September 25th, 2010-Tuscalusa, Alabama. National Age Group Championships-Olympic Distance.
I was looking to do well in this race, really well. After all, my pace seemed to be constantly improving. But there was only one problem; two and a half weeks before Nationals my right leg gave out. It was a running injury leaving me with no other option than to back off running completely until the day of my race. Oh well. My hopes were still high thinking it may just do my body some good taking a bit of rest before the race.
We arrived in Alabama and instantly felt the heavy (humid) southern heat. Different than the heat I’m used to, but tolerable. As we scoped out the run course I was quick to realize I had some unexpected hills to deal with in the race. “Interesting,” I thought. I pondered these thoughts over some good southern collard greens and some grits.
After a few hectic adjustments to be made on my bike the day before, I arrived to transition area (starting area) morning of the race pumped and ready to go. Go time! Or wait, “Ouch!! My feet!!! Something is attacking my feet!?” Fifteen minutes before my race was to go I went fleeing over to the medical tent for care for red ant bites. Apparently, I stepped on their farm headquarters while I was chatting on the grass by the start area. Red ants were not going to prevent me from doing well at this race. From the medical tent, I went running back to the start area with plenty of time before the start whistle blew.
The water was a warm 83/84 degrees and gave us a murky swim. It looked like alligators could have been inhabiting the river!
From the water was a smooth transition and I was feeling good that the bike leg of the race was about to begin. The excitement only lasted a half mile. Mile one-half, I felt a hard thump into the ground and my body skidding across the asphalt. My helmet saved my head. My first crash ever. My water bottle and oxygen can went flying across the road. Devastated, I knew every second counted. I realized I went down hard, and I made the (easy) decision; pick up the pieces, go chase down those girls, and give it my all trying. Giving up was no option. I had come too far and worked too hard not to go on. So I hobbled up, reassembled my bike, put the chain back on and was handed back my water bottle. Rider down but not out; or was I? I was doing my best to focus back on the race but my thoughts kept wandering.
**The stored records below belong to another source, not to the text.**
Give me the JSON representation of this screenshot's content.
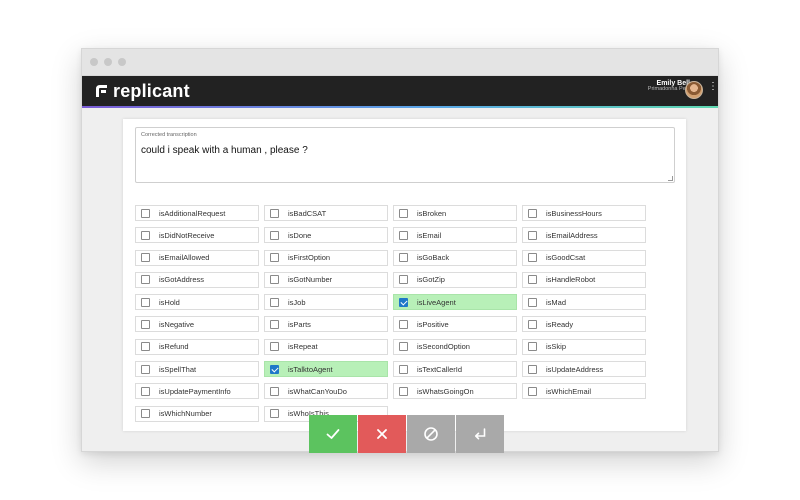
{
  "header": {
    "logo_text": "replicant",
    "user_name": "Emily Bell",
    "user_org": "Primadonna Pets"
  },
  "transcription": {
    "label": "Corrected transcription",
    "value": "could i speak with a human , please ?"
  },
  "intents": [
    {
      "label": "isAdditionalRequest",
      "checked": false
    },
    {
      "label": "isBadCSAT",
      "checked": false
    },
    {
      "label": "isBroken",
      "checked": false
    },
    {
      "label": "isBusinessHours",
      "checked": false
    },
    {
      "label": "isDidNotReceive",
      "checked": false
    },
    {
      "label": "isDone",
      "checked": false
    },
    {
      "label": "isEmail",
      "checked": false
    },
    {
      "label": "isEmailAddress",
      "checked": false
    },
    {
      "label": "isEmailAllowed",
      "checked": false
    },
    {
      "label": "isFirstOption",
      "checked": false
    },
    {
      "label": "isGoBack",
      "checked": false
    },
    {
      "label": "isGoodCsat",
      "checked": false
    },
    {
      "label": "isGotAddress",
      "checked": false
    },
    {
      "label": "isGotNumber",
      "checked": false
    },
    {
      "label": "isGotZip",
      "checked": false
    },
    {
      "label": "isHandleRobot",
      "checked": false
    },
    {
      "label": "isHold",
      "checked": false
    },
    {
      "label": "isJob",
      "checked": false
    },
    {
      "label": "isLiveAgent",
      "checked": true
    },
    {
      "label": "isMad",
      "checked": false
    },
    {
      "label": "isNegative",
      "checked": false
    },
    {
      "label": "isParts",
      "checked": false
    },
    {
      "label": "isPositive",
      "checked": false
    },
    {
      "label": "isReady",
      "checked": false
    },
    {
      "label": "isRefund",
      "checked": false
    },
    {
      "label": "isRepeat",
      "checked": false
    },
    {
      "label": "isSecondOption",
      "checked": false
    },
    {
      "label": "isSkip",
      "checked": false
    },
    {
      "label": "isSpellThat",
      "checked": false
    },
    {
      "label": "isTalktoAgent",
      "checked": true
    },
    {
      "label": "isTextCallerId",
      "checked": false
    },
    {
      "label": "isUpdateAddress",
      "checked": false
    },
    {
      "label": "isUpdatePaymentInfo",
      "checked": false
    },
    {
      "label": "isWhatCanYouDo",
      "checked": false
    },
    {
      "label": "isWhatsGoingOn",
      "checked": false
    },
    {
      "label": "isWhichEmail",
      "checked": false
    },
    {
      "label": "isWhichNumber",
      "checked": false
    },
    {
      "label": "isWhoIsThis",
      "checked": false
    }
  ],
  "actions": [
    {
      "name": "accept-button",
      "icon": "check-icon",
      "color": "#5cc35f"
    },
    {
      "name": "reject-button",
      "icon": "close-icon",
      "color": "#e25a5a"
    },
    {
      "name": "skip-button",
      "icon": "block-icon",
      "color": "#a9a9a9"
    },
    {
      "name": "enter-button",
      "icon": "return-icon",
      "color": "#a9a9a9"
    }
  ],
  "colors": {
    "header_bg": "#222222",
    "checked_row": "#b8f0b8",
    "checkbox_on": "#1f78c8"
  }
}
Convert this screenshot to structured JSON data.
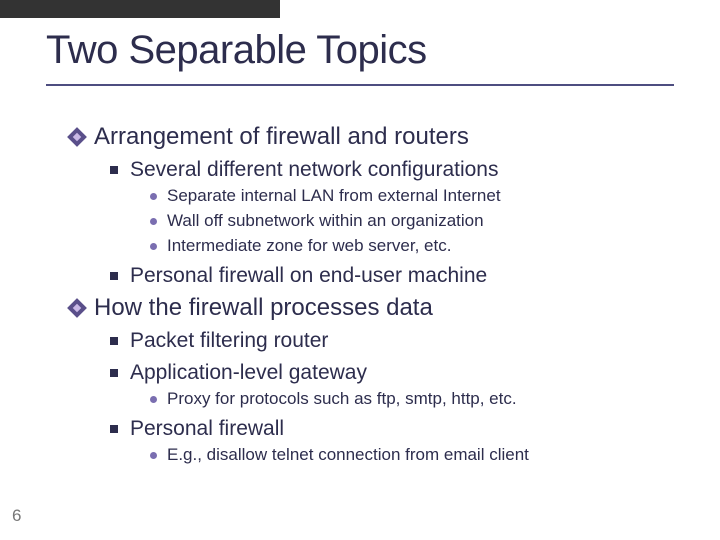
{
  "page_number": "6",
  "title": "Two Separable Topics",
  "bullets": {
    "l1_0": "Arrangement of firewall and routers",
    "l2_0": "Several different network configurations",
    "l3_0": "Separate internal LAN from external Internet",
    "l3_1": "Wall off subnetwork within an organization",
    "l3_2": "Intermediate zone for web server, etc.",
    "l2_1": "Personal firewall on end-user machine",
    "l1_1": "How the firewall processes data",
    "l2_2": "Packet filtering router",
    "l2_3": "Application-level gateway",
    "l3_3": "Proxy for protocols such as ftp, smtp, http, etc.",
    "l2_4": "Personal firewall",
    "l3_4": "E.g., disallow telnet connection from email client"
  }
}
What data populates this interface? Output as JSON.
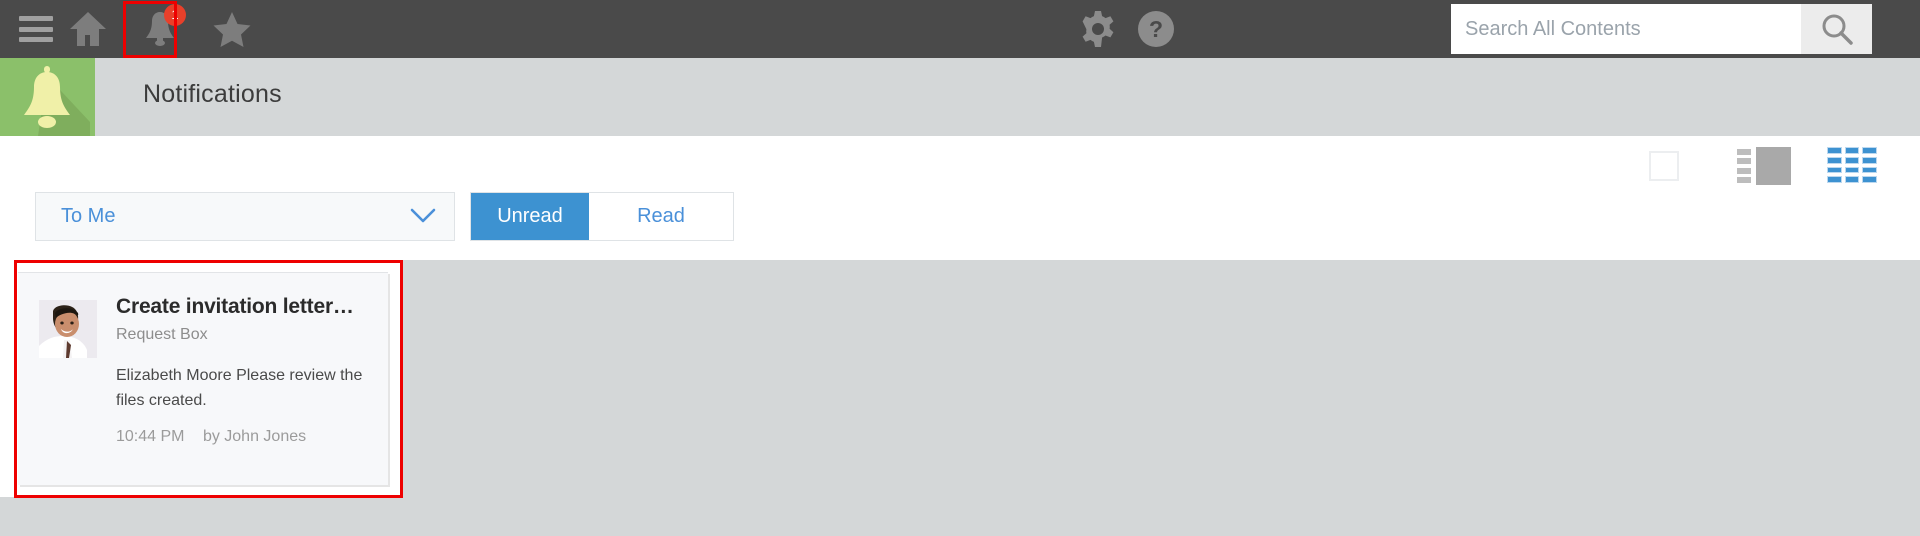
{
  "topbar": {
    "menu_icon": "hamburger-icon",
    "home_icon": "home-icon",
    "bell_icon": "bell-icon",
    "bell_badge": "1",
    "star_icon": "star-icon",
    "gear_icon": "gear-icon",
    "help_icon": "help-icon",
    "search_icon": "search-icon",
    "search_value": "",
    "search_placeholder": "Search All Contents",
    "bar_color": "#4a4a4a",
    "badge_color": "#e8402a"
  },
  "header": {
    "app_icon": "bell-icon",
    "title": "Notifications",
    "tile_color": "#8bc06a",
    "band_color": "#d4d7d8"
  },
  "toolbar": {
    "filter": {
      "selected": "To Me",
      "chevron_icon": "chevron-down-icon"
    },
    "tabs": [
      {
        "label": "Unread",
        "active": true
      },
      {
        "label": "Read",
        "active": false
      }
    ],
    "select_all_checkbox": {
      "name": "select-all-checkbox",
      "checked": false
    },
    "view_list_icon": "list-view-icon",
    "view_grid_icon": "grid-view-icon",
    "accent_color": "#3d92d1",
    "link_color": "#4a90d9"
  },
  "notifications": [
    {
      "avatar": "user-avatar",
      "title": "Create invitation letter…",
      "source": "Request Box",
      "message": "Elizabeth Moore Please review the files created.",
      "time": "10:44 PM",
      "author": "by John Jones"
    }
  ],
  "highlights": {
    "color": "#ee0000",
    "bell_region": "notification-bell-highlight",
    "card_region": "notification-card-highlight"
  }
}
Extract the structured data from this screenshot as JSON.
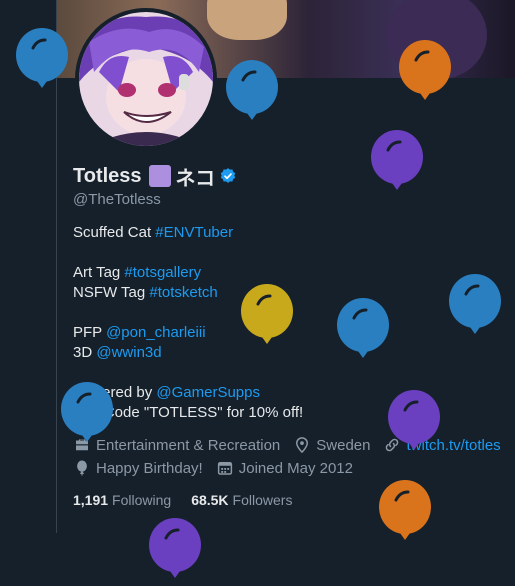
{
  "profile": {
    "display_name": "Totless",
    "name_suffix": "ネコ",
    "handle": "@TheTotless",
    "bio_line1_text": "Scuffed Cat ",
    "bio_line1_tag": "#ENVTuber",
    "bio_line2_text": "Art Tag ",
    "bio_line2_tag": "#totsgallery",
    "bio_line3_text": "NSFW Tag ",
    "bio_line3_tag": "#totsketch",
    "bio_line4_text": "PFP ",
    "bio_line4_mention": "@pon_charleiii",
    "bio_line5_text": "3D ",
    "bio_line5_mention": "@wwin3d",
    "bio_line6_text": "Powered by ",
    "bio_line6_mention": "@GamerSupps",
    "bio_line7_text": "Use Code \"TOTLESS\" for 10% off!"
  },
  "meta": {
    "category": "Entertainment & Recreation",
    "location": "Sweden",
    "website": "twitch.tv/totles",
    "birthday": "Happy Birthday!",
    "joined": "Joined May 2012"
  },
  "stats": {
    "following_count": "1,191",
    "following_label": "Following",
    "followers_count": "68.5K",
    "followers_label": "Followers"
  },
  "colors": {
    "background": "#15202b",
    "link": "#1d9bf0",
    "muted": "#8b98a5",
    "balloon_blue": "#2a7fc0",
    "balloon_orange": "#d9731c",
    "balloon_purple": "#6a3fc0",
    "balloon_gold": "#c9a91c"
  }
}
Another smooth transition and I was on the run. I had no idea what to expect on this one; the 2.5 weeks off running, the bites covering my feet, the injuries from the crash. The heat factor was kicking in now. I wanted my O2 can I lost on the bike. At about mile three and a half on the run, the major hill climbs were almost over. The energy I had left was beginning to fade and the adrenaline was wearing off. I began feeling everything my body endured leading up to that point. I grabbed a “water” cup to throw over my head to cool off, but it was a little too late when I realized it had been Gatorade. It went pouring down the left side of my body; the side my road rashes covered me from the crash. Intense stinging, burning. A couple girls had passed me again. At this point, all I wanted to do was finish. “Think, Finish Line,” I kept telling myself.
I did finally cross that finish line. Battered, bruised, and bit up? Yes. It never hurt so good in my life. And then the obvious finally sunk in - this race was not meant to be. I crossed 12th in my age group and 35th overall female against the top age group triathletes in the Nation. Somehow in the process, I still managed to qualify for Worlds. It was a relief to see my excited parents, once again, at the finish line, proud despite the results.
It was an experience to say the least but just fires me up even more for next time.
“You have to find something that you love enough to be able to take risks, jump over the hurdles and break through the brick walls that are always going to be placed in front of you. If you don’t have that kind of feeling for what it is you are doing, you’ll stop at the first giant hurdle.” – George Lucas.